“...it's true that some of the most terrible things in the works are done by people who think, genuinely think, that they're doing it for the best” (Terry Pratchett). In Shakespeare’s play, The Scottish Play, Macbeth is driven by selfish desires to take his fate into his own hands and go to extremes to obtain the title of King of Scotland. At the start of his pursuit for power his actions are planned and his first murder has real meaning behind it. Next, Macbeth targets the man who will father future kings. Finally, Macbeth becomes so paranoid and overcome with guilt that he has innocent women and children murdered. What starts as selfish ambition can quickly grow into an all consuming force, causing one to abandon one's honor, lose friends
Macbeth is one of William Shakespeare’s most powerful and emotionally intense plays. Macbeth, once known for his courage and bravery is transformed into a ruthless tyrant. His wife, Lady Macbeth, once known for her strength and great ambition is soon engulfed by guilt and sensitivity greatly weakens her. As the tragic hero Macbeth is overcome by tensions in his criminal act and the reactions by his conscience (Nix).

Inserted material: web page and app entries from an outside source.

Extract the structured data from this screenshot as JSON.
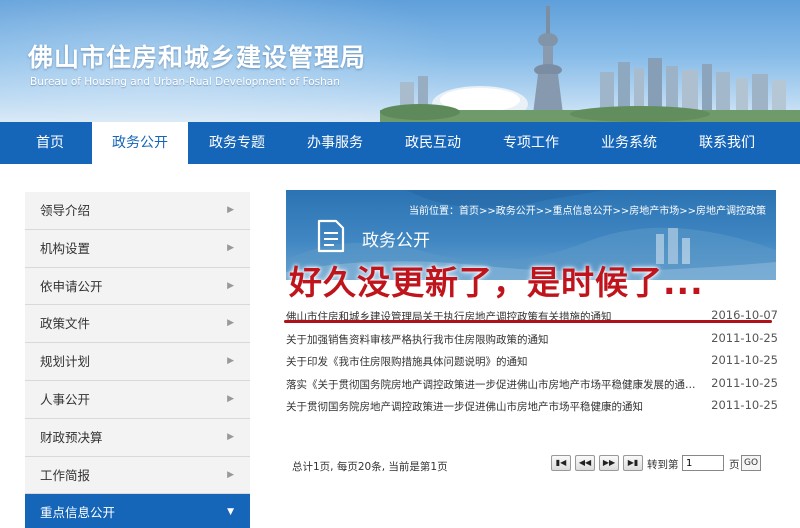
{
  "header": {
    "title": "佛山市住房和城乡建设管理局",
    "subtitle": "Bureau of Housing and Urban-Rual Development of Foshan"
  },
  "nav": {
    "items": [
      {
        "label": "首页"
      },
      {
        "label": "政务公开"
      },
      {
        "label": "政务专题"
      },
      {
        "label": "办事服务"
      },
      {
        "label": "政民互动"
      },
      {
        "label": "专项工作"
      },
      {
        "label": "业务系统"
      },
      {
        "label": "联系我们"
      }
    ],
    "active_index": 1
  },
  "sidebar": {
    "items": [
      {
        "label": "领导介绍"
      },
      {
        "label": "机构设置"
      },
      {
        "label": "依申请公开"
      },
      {
        "label": "政策文件"
      },
      {
        "label": "规划计划"
      },
      {
        "label": "人事公开"
      },
      {
        "label": "财政预决算"
      },
      {
        "label": "工作简报"
      },
      {
        "label": "重点信息公开"
      }
    ],
    "active_index": 8
  },
  "content": {
    "breadcrumb": "当前位置：首页>>政务公开>>重点信息公开>>房地产市场>>房地产调控政策",
    "section_title": "政务公开",
    "overlay_annotation": "好久没更新了，是时候了...",
    "news": [
      {
        "title": "佛山市住房和城乡建设管理局关于执行房地产调控政策有关措施的通知",
        "date": "2016-10-07"
      },
      {
        "title": "关于加强销售资料审核严格执行我市住房限购政策的通知",
        "date": "2011-10-25"
      },
      {
        "title": "关于印发《我市住房限购措施具体问题说明》的通知",
        "date": "2011-10-25"
      },
      {
        "title": "落实《关于贯彻国务院房地产调控政策进一步促进佛山市房地产市场平稳健康发展的通知》",
        "date": "2011-10-25"
      },
      {
        "title": "关于贯彻国务院房地产调控政策进一步促进佛山市房地产市场平稳健康的通知",
        "date": "2011-10-25"
      }
    ]
  },
  "pager": {
    "summary": "总计1页, 每页20条, 当前是第1页",
    "goto_label": "转到第",
    "goto_value": "1",
    "unit": "页",
    "go_label": "GO",
    "buttons": [
      "first-page-icon",
      "prev-page-icon",
      "next-page-icon",
      "last-page-icon"
    ]
  },
  "colors": {
    "nav_blue": "#1565b8",
    "annotation_red": "#c0141c"
  }
}
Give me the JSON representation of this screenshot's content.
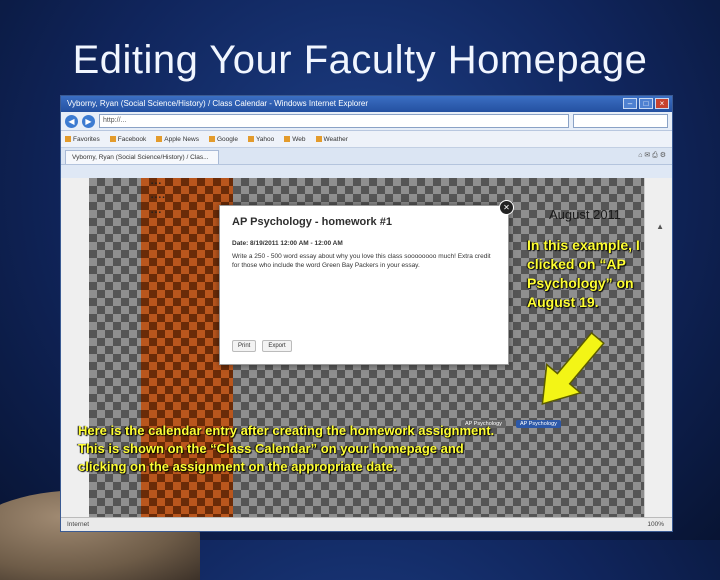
{
  "slide": {
    "title": "Editing Your Faculty Homepage",
    "callout_right": "In this example, I clicked on “AP Psychology” on August 19.",
    "callout_bottom": "Here is the calendar entry after creating the homework assignment. This is shown on the “Class Calendar” on your homepage and clicking on the assignment on the appropriate date."
  },
  "browser": {
    "window_title": "Vyborny, Ryan (Social Science/History) / Class Calendar - Windows Internet Explorer",
    "url": "http://...",
    "favorites": [
      "Favorites",
      "Facebook",
      "Apple News",
      "Google",
      "Yahoo",
      "Web",
      "Weather"
    ],
    "tab_label": "Vyborny, Ryan (Social Science/History) / Clas..."
  },
  "calendar": {
    "month_label": "August 2011",
    "events": [
      "AP Psychology",
      "AP Psychology"
    ]
  },
  "modal": {
    "title": "AP Psychology - homework #1",
    "date": "Date: 8/19/2011 12:00 AM - 12:00 AM",
    "description": "Write a 250 - 500 word essay about why you love this class soooooooo much! Extra credit for those who include the word Green Bay Packers in your essay.",
    "print_label": "Print",
    "export_label": "Export"
  },
  "status": {
    "text": "Internet",
    "zoom": "100%"
  },
  "colors": {
    "callout_text": "#ffff33",
    "title_text": "#f1f6ff",
    "arrow_fill": "#f3f516"
  }
}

Murdering Duncan was the only true action enticed by Lady Macbeth. Macbeth’s desire to get rid of Banquo demonstrates that he truly is malevolent. Macbeth demands that “his death were perfect” when hiring murderers to remove Banquo and his son from his path (3.1.108). The king's determination to be the only one in power has caused him to lose the ethical characteristic that is seen in the first act. Banquo was the only person to ever secretly doubt and aside from this, the prophecies created panic for Macbeth. While speaking to the hired murderers, Macbeth agrees with them by saying “So is he mine” claiming that Banquo is an enemy to all, including the king (3.2.116). The slander spoken by Macbeth ruins the image of loyalty and